Saturday, November 10, 2007

Developing In Silos Burns Cash And Costs You People

This is for forwarding to managers who are shooting themselves in the foot.

Recently I interviewed at a 100-year-old company. Four developers told me what they did, and it was evident that two of them worked on one area of their project, and the other two worked on a separate area. I asked them if they were worried about collective code ownership or re-inventing each other's wheels due to the isolation of their thinking, and they replied that they'd had a meeting about that very issue that morning. It was very much on their minds.

I mentioned my visit to this company to a friend of mine, a technical manager, and his first thought was, roughly, "You have to be careful with a nontechnical company with technical sections in it, because the company already has a system which makes certain people primary in terms of importance, and that system will dominate the technical sections of the company, even though it may be detrimental or dysfunctional for technical projects." To some extent, that's exactly what was happening: the developers told me that the reason they're operating in silos is because nontechnical people need single points of contact for particular projects, and they're mapping those single points of contact to "Bob works on Project X, Joe works on Project Y." As intuitively obvious as that is, it's also guaranteed to cost you money.

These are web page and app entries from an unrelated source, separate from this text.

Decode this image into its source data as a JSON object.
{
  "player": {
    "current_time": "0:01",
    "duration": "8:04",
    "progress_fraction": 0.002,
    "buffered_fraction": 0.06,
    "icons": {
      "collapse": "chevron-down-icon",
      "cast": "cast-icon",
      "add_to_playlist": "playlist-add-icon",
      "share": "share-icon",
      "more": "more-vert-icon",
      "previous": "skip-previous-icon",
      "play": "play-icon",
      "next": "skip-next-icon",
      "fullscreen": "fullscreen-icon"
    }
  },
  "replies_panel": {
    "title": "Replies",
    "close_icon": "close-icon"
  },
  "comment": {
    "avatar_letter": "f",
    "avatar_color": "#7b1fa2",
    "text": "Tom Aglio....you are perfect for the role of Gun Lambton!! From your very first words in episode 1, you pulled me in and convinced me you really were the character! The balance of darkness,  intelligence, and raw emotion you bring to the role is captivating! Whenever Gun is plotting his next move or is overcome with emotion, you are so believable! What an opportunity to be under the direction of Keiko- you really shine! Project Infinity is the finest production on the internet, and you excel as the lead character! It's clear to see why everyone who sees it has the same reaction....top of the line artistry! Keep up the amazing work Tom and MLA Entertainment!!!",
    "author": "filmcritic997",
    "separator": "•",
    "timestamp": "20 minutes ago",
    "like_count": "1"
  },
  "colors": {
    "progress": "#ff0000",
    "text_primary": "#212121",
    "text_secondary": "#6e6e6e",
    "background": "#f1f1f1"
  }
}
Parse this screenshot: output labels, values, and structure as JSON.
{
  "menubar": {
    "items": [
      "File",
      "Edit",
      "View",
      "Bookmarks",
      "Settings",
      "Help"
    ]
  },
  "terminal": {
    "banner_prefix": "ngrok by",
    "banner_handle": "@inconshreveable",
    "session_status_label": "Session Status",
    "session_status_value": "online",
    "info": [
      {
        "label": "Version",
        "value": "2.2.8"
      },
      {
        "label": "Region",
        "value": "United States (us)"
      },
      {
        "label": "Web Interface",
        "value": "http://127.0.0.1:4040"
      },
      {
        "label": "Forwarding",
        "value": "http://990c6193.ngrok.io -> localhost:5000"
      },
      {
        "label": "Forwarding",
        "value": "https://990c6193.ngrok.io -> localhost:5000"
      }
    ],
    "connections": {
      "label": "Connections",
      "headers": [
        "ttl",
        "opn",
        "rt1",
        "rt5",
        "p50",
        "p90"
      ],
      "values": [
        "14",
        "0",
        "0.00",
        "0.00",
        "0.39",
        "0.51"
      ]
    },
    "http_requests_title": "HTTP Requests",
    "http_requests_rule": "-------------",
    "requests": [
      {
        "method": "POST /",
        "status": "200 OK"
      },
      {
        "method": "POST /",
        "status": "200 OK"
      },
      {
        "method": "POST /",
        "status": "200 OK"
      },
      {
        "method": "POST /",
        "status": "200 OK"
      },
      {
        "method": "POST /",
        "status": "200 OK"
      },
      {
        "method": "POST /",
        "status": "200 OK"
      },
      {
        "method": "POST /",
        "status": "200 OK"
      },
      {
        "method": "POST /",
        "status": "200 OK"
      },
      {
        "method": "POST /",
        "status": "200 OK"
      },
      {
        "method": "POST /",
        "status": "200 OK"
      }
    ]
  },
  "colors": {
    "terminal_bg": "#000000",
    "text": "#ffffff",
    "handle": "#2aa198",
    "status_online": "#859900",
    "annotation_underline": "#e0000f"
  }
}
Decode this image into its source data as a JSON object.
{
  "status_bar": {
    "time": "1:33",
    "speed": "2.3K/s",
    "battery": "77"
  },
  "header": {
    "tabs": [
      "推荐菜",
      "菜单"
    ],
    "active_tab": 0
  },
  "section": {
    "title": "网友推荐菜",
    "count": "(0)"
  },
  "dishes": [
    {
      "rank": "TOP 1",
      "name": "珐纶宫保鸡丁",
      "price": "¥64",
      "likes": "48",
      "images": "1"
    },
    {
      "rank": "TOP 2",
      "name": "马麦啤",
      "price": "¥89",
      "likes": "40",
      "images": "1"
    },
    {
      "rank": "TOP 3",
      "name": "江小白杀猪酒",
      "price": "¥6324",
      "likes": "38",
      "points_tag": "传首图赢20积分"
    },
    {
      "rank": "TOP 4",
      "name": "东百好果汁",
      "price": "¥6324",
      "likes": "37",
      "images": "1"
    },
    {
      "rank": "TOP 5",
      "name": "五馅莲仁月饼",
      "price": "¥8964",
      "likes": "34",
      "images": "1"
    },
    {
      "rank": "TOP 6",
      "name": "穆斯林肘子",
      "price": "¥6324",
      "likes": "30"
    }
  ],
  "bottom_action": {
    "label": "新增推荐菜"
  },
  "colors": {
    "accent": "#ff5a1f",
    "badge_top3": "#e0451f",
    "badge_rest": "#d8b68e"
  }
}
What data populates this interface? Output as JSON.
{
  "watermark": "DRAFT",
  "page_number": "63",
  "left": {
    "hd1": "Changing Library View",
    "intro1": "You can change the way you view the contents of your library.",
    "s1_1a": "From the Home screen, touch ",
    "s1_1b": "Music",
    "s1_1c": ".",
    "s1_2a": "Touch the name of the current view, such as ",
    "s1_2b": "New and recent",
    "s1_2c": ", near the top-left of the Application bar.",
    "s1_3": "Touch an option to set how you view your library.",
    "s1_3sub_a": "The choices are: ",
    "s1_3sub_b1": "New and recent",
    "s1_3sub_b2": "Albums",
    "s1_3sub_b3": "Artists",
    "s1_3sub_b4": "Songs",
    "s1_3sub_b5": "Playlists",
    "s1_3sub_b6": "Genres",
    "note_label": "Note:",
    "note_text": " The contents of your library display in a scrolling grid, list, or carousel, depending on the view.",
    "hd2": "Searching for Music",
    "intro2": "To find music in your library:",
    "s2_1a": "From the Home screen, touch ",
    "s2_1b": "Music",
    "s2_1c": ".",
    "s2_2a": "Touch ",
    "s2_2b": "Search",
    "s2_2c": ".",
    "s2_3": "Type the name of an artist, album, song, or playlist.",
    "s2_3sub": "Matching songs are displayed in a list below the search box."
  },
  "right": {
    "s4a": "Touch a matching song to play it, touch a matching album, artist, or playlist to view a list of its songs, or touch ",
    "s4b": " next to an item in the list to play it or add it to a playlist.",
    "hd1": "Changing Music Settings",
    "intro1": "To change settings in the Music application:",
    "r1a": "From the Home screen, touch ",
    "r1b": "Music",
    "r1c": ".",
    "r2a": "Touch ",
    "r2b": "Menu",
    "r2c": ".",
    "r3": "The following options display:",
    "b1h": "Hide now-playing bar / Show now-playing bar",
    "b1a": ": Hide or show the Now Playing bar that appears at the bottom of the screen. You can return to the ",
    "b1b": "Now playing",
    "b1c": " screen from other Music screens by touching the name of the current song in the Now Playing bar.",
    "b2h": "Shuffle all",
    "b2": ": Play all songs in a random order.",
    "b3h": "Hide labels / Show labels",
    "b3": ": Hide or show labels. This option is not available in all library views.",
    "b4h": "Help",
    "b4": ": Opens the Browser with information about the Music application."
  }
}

Programming is intricate and systematic. If two programmers at the same company do the same thing twice, it's virtually guaranteed that they'll do it in different ways. If these two programmers see each other's code, they'll recognize the repetition, and look to eliminate the repetition. The more systematic and less task-specific your code is, the easier it is to work with. Also, if two programmers see two ways to handle the same task, because they'll want to systematize the task, one way of handling the task will lose and the other will win. Usually the best way to determine which of two ways of handling a task wins is to show both ways to as many programmers as possible. That's essentially why open source works so much better than closed systems.

This is also why programmers have evolved the practices of pair programming and code review. Pair programming and code review are very effective techniques which prevent the accumulation of technical debt. Programmers hate technical debt - if anything, more than managers do. Some kinds of programming work are fun and some kinds of programming work are horrible. Developing new stuff is fun. Debugging a badly-built system is horrible. Managers should avoid building bad systems because it's essentially technical debt; anything you've built badly, you'll have to rebuild correctly at some point in the future. The time you save now you'll just have to spend further down the line, and just like financial debt, technical debt snowballs. But programmers avoid building bad systems because when that time comes, and management inevitably realizes it has to pay off its technical debt, programmers are going to have debug a badly-built system, and that's horrible. Programmers like to avoid building stuff which will have to be debugged because they'll be the ones doing the debugging.

(This is also why building stuff with contractors, and then hiring permanent staff to keep it running, is a much riskier strategy than many people suspect. The normal incentive to avoid doing things which you'll have to fix later is that you'll be the one doing the fixing. When you aren't the one doing the fixing, and somebody else is, human nature means something slips through the cracks.)

I've seen technical debt created this way in teams as small as only three developers, but once you scale past six or seven, that's when the technical debt really starts piling up. That's when you end up with a crucial component everything else depends on, written by just one person, and you realize that if this person gets hired away or hit by a bus, your whole system falls apart overnight. That's the difference between agile and fragile. Although I don't think this company was in quite that much danger - it's not even necessarily a hard and fast rule - the point for companies generally is that this is the kind of thing which you have to address, and which it is much better to address quickly.

The idea of "Bob works on X" is so intuitive and natural that the only way to prevent it from ossifying in that dangerous way is to nip it in the bud. I believe the solution is to implement pair programming as early as possible - ideally before the first line of code is ever written. The association of person to task comes from normal human behavior, not an org chart, and a natural, emergent dysfunction cannot be fixed by an org chart, even though, at some point in time, someone will try. It's like preventing heart disease. Nobody's found a dependable cure for heart disease, but preventing it is pretty simple: exercise and avoid cheeseburgers. The earlier you start that, the better it works. This fundamental approach to preventing toxic buildup works in organizations too. Make sure there's no hook for this natural human behavior to hang on, and some other, healthier natural human behavior will emerge.